In an article in the July 2014 issue of Thrombosis Journal,
researchers from the University of Connecticut examined 23 years of medical research surrounding VKAs (warfarin, the sole option in the United States; acenocoumarol; tecarfarin; phenprocoumon; and fenprocoumon). Their goal was to determine patients’ time spent in therapeutic range (TTR), proportion of INR measurements in range (PINRR), adverse events in relation to INR, and predictors of INR control in AF patients using VKAs.

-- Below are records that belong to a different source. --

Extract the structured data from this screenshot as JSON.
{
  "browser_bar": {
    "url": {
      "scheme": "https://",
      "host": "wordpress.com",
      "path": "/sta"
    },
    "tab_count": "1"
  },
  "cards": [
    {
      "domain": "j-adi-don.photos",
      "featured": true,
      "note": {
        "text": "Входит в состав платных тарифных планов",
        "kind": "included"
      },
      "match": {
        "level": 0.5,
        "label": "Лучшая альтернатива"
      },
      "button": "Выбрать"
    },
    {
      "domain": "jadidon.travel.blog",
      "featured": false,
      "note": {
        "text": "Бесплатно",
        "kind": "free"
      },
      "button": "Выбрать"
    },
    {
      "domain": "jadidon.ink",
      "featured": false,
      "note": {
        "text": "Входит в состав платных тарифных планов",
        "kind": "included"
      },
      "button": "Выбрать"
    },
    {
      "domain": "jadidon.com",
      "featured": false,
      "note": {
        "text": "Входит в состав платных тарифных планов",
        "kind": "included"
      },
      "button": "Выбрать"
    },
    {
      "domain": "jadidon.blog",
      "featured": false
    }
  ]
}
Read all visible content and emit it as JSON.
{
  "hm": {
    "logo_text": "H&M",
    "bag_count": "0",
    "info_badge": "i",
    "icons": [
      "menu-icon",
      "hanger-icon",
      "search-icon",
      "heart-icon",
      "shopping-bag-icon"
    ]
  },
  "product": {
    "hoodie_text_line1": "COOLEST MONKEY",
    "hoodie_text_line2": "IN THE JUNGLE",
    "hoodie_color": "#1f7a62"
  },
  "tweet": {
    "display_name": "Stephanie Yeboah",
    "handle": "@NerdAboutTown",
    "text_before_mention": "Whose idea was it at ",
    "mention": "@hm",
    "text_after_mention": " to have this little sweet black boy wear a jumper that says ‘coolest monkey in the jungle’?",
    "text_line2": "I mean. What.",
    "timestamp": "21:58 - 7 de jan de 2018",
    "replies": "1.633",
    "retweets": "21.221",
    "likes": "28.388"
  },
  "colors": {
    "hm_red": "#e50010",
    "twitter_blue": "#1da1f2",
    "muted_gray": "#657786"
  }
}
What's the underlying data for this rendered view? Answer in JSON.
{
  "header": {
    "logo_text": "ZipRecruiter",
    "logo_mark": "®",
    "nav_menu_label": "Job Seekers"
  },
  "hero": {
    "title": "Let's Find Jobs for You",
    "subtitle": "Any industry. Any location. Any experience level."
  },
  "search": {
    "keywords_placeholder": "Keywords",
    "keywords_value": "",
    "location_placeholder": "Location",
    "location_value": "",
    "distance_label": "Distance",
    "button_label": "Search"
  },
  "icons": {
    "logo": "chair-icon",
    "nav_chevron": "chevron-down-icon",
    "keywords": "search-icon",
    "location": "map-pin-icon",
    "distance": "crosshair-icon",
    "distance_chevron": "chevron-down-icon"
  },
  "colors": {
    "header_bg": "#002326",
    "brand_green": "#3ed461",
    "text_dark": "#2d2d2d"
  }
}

VKA-treated patients’ INRs were in therapeutic range 61% of the time, and PINRR assessments were within range a mere 56% of the time. During periods patients were outside the therapeutic range, they were more likely to be below range. Thus, thrombosis risk increased. Patients at greatest risk were those treated as community-based outpatients. Patients treated through anticoagulation clinics or in trial settings were better controlled and spent less time outside of the therapeutic range.
VKA-naïve patients who were new to treatment were at greater risk of poor control than patients with longer histories of anticoagulation with VKAs.
All patients experienced thromboembolic and hemorrhagic events, even if their levels were within normal limits. Patients whose INR fell below 2, however, experienced more than half of all thromboembolic events. More than 40% of all hemorrhagic events happened at an INR >3.
North American patients spent significantly less time in the therapeutic range than European or British patients. The authors attribute this to North America’s reliance on warfarin; other VKAs available in Europe have been shown to offer improved TTR.
The authors conclude that VKAs’ efficacy and safety are closely related to the level of INR control achieved, and VKA-treated AF patients often have INRs outside the therapeutic range.